a woman takes a photo of solar panels
R. Jeyalakshmi takes photos of solar panels to complement her story / Credit: Manasi Pinto.
a man interviews another with solar panels in the background
R.S. Sumedh interviews a solar engineer / Credit: Manasi Pinto.
group interview at solar farm
Participants learn more about the scope of solar energy production in the state / Credit: Manasi Pinto.

The final session on story development yielded an interesting discussion on the impact of wind farms on the ecosystem and biodiversity, the complex issue of land rights in relation to renewable expansion, and the issue of storage and intermittency with renewable energy. 
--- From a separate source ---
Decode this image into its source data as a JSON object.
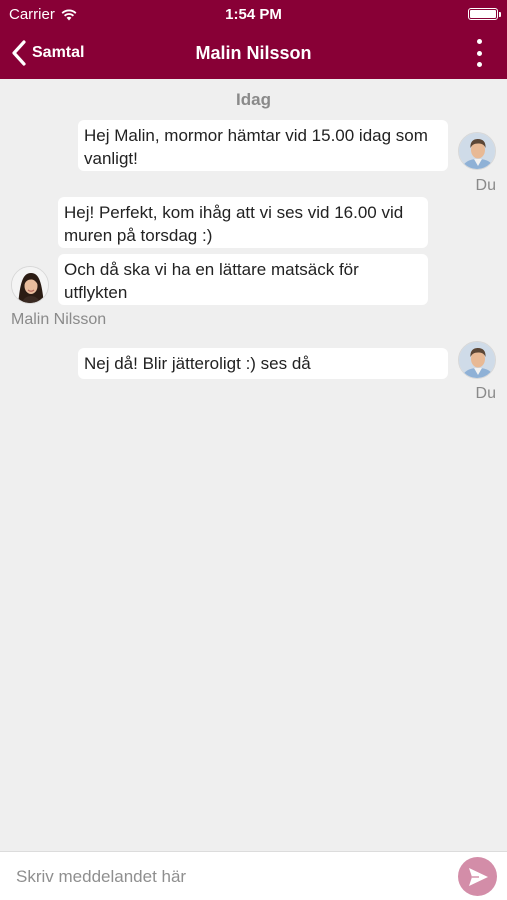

group photo with wind turbine in background
On the final day, participants discussed their story ideas and reporting plans / Credit: Manasi Pinto.

 

As the workshop drew to an end, Joydeep Gupta, EJN’s India Project Manager, noted, “Thoothukudi looks set to become a prominent place on India’s renewable energy map, if the government’s plans to generate offshore wind energy come into fruition. That makes it more important for communicators in based in this and nearby parts of Tamil Nadu to understand the nuances of energy transition.”  


Banner image: Thoothukudi, a coastal town of Tamil Nadu, India, was once home to 11 thermal power stations, however many of the plants are shutting down due to a reported inconsistency in power policy and protests by social and environmental groups / Credit: Manasi Pinto.

By visiting EJN's site, you agree to the use of cookies, which are designed to improve your experience and are used for the purpose of analytics and personalization. To find out more, read our Privacy Policy